J’ai du pain sur la planche!
To say that I have been busy recently would be an understatement. I’ve reached that point in the semester where all my assignments are due (why must they all be due at the same time??), and I’ve been spending most of my time at my computer reading, researching and writing. When I do venture outside of the house, it’s to go to uni, and then swiftly back home again to my desk: read, research, write, repeat.
The weather in Melbourne has suddenly become very wintry and cold, which has actually been somewhat of a blessing in disguise, as staying inside and studying has appeared a favourable alternative to venturing out into the torrential rain. Truthfully, I don’t mind the cold weather. I much prefer it to the inescapable heat of summer. I like thick wooly jumpers and curling up on the couch with a rug and good book, and I especially like winter comfort food. Everything seems to move a little more slowly in the colder months, including the way we prepare our meals. Recently I’ve been enjoying making porridge for breakfast (cooked in a pot on the stove – the proper way), and I think it’s only a matter of time before I start making big pots of soup and slow-cooked casseroles. It puts a smile on my face just thinking about it.

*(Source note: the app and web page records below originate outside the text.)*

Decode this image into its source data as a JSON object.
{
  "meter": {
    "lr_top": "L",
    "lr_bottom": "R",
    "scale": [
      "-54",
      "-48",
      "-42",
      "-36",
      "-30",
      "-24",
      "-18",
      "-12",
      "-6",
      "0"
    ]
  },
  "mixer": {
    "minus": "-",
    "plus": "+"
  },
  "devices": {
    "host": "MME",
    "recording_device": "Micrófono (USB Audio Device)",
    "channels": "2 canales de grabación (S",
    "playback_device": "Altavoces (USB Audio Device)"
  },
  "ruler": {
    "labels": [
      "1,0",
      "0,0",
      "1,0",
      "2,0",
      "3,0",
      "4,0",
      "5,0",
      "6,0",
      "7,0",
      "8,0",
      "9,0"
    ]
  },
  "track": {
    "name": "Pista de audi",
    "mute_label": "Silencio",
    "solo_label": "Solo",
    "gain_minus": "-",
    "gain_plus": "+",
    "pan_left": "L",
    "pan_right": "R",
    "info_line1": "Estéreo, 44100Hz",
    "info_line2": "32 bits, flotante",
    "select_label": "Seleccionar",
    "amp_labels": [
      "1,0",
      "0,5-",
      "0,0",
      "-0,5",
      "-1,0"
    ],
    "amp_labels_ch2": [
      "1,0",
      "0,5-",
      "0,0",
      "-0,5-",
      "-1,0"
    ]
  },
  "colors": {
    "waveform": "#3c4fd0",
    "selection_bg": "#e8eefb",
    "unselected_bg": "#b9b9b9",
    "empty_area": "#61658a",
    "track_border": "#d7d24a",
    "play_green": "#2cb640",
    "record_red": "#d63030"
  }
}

This meal has all the warmth and flavour of comfort food without the long cooking time. There’s something very decadent about duck – probably the richness of the meat – but it’s actually surprisingly easy to cook. The subtle flavours of the potato and turnip mash work beautifully as a base, while the sweet acidity of the cherry sauce cuts through the richness of the gamey meat.
The cooking times listed below produce duck meat that is still slightly pink inside, which is really the best way to have it. Overcooking the duck will cause it to become dry and unpalatable. If you’re unsure whether the meat is properly cooked, use a meat thermometer to test the internal temperature. I hope you have success with this recipe – leave me a comment below and let me know how it turned out!
Roast Duck Breast with Potato & Turnip Mash and Cherry Sauce
2 duck breasts
2 large potatoes, peeled and chopped into 3cm chunks
1 large turnip, peeled and chopped into 3cm chunks
1tsp dried thyme
1tsp fresh rosemary, finely chopped
salt & pepper, to taste
1 tbsp butter
1 cup pitted morello cherries
1/4 cup water
1 tbsp sherry
1 tbsp raw sugar
- Preheat oven to 180ºC. Place thyme, rosemary, salt and pepper in a mortar and pestle and grind until mixed. Using a sharp knife, score a criss-cross pattern into the skin of the duck breast. Rub the herb mix into the skin. Place duck skin-side down into a frying pan over medium heat [do not use any oil], and allow to cook for 12-15 minutes until the fat has rendered.
- Meanwhile, bring a large pot of water to the boil on the stove. When the water is boiling, add the potatoes and the turnips and cook until tender (about 15 minutes). Remove from heat, drain the water from the pot, return the cooked vegetables to the pot and put the lid on to keep the heat in until ready to mash.
- Once the duck has been in the frying pan for 12 or so minutes, the fat should be rendered and the skin golden. Transfer the duck breasts to a baking dish, skin-side up, and cook in the oven for 15 minutes. When 15 minutes has elapsed, turn the oven off and leave the duck to rest in the oven for a further 5 minutes before removing.
- While the duck is in the oven, bring the cherries and 1/4 cup of water to a boil in a small saucepan. Once boiling, mash the cherries and add 1 tbsp sherry. Reduce the heat to low and leave to simmer for 10 minutes. Stir through the 1 tbsp raw sugar, and simmer for a further 5 minutes. Remove from heat.
- Add 1 tbsp butter to the potatoes and turnips and mash until smooth. Remove the duck from the oven, and slice diagonally into pieces. Place a dollop of mash on each plate, topped with duck slices and cherry sauce.
Keeping time: the duck and cherry sauce will both keep for 3 days in the fridge. Mash is always best eaten on the day it’s made, but will last an additional day in the fridge if need be.